__YOUR OBJECTIVE__
How many lines within the records include the word "name"? Only that number should be given.

--- START ---

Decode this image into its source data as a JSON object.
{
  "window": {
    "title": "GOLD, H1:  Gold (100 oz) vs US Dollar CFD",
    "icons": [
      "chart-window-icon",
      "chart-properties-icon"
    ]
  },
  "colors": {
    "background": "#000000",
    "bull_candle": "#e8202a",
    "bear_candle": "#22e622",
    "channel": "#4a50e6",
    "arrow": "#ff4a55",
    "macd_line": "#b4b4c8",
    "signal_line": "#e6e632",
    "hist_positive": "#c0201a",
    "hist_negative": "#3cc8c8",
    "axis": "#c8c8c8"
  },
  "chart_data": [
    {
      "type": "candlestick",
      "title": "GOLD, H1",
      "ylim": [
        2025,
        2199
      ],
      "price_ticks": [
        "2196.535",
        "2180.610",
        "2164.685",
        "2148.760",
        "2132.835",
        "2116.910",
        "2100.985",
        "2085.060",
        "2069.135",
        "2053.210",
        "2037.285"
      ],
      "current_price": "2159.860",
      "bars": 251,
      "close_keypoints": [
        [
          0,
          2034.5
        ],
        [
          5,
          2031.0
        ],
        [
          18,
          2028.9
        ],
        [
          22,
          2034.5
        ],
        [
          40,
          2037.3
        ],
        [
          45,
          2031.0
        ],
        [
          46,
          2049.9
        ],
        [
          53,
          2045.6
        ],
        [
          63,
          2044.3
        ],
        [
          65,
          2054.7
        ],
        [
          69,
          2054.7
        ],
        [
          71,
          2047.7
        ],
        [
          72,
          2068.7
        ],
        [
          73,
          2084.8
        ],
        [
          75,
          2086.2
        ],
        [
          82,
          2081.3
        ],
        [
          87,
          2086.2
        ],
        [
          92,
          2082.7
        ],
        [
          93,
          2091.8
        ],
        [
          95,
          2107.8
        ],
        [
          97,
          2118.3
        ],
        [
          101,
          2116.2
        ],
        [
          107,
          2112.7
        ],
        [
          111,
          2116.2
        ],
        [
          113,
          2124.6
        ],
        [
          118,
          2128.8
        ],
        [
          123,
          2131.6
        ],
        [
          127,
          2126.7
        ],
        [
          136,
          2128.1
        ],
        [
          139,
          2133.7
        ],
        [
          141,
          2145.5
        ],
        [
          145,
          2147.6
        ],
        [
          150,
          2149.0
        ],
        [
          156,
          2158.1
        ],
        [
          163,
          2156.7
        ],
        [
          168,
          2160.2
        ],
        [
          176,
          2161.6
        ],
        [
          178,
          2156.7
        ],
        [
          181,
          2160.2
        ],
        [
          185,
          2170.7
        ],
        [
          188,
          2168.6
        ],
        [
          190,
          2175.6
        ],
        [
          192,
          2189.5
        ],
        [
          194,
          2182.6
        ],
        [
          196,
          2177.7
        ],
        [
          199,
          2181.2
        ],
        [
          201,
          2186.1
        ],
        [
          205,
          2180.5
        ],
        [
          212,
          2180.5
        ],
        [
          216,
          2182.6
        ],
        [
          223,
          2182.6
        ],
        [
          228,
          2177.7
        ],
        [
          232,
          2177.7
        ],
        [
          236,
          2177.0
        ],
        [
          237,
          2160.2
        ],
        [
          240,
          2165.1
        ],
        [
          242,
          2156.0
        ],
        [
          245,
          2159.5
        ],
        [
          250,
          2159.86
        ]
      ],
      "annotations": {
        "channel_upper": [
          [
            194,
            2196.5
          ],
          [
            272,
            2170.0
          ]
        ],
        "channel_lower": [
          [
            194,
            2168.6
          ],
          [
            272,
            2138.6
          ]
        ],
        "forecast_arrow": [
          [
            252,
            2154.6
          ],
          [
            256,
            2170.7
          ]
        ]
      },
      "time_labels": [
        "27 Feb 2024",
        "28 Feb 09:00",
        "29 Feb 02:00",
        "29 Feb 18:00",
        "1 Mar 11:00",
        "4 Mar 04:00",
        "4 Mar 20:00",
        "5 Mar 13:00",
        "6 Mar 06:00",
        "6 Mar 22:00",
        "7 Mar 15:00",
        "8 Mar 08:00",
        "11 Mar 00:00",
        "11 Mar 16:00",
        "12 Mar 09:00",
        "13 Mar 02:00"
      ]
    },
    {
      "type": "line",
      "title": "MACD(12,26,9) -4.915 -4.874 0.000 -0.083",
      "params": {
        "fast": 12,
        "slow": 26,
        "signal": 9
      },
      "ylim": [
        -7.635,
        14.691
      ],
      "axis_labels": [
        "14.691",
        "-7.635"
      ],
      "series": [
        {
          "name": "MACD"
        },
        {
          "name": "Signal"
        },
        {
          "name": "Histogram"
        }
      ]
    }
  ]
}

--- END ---

__SOLUTION__
3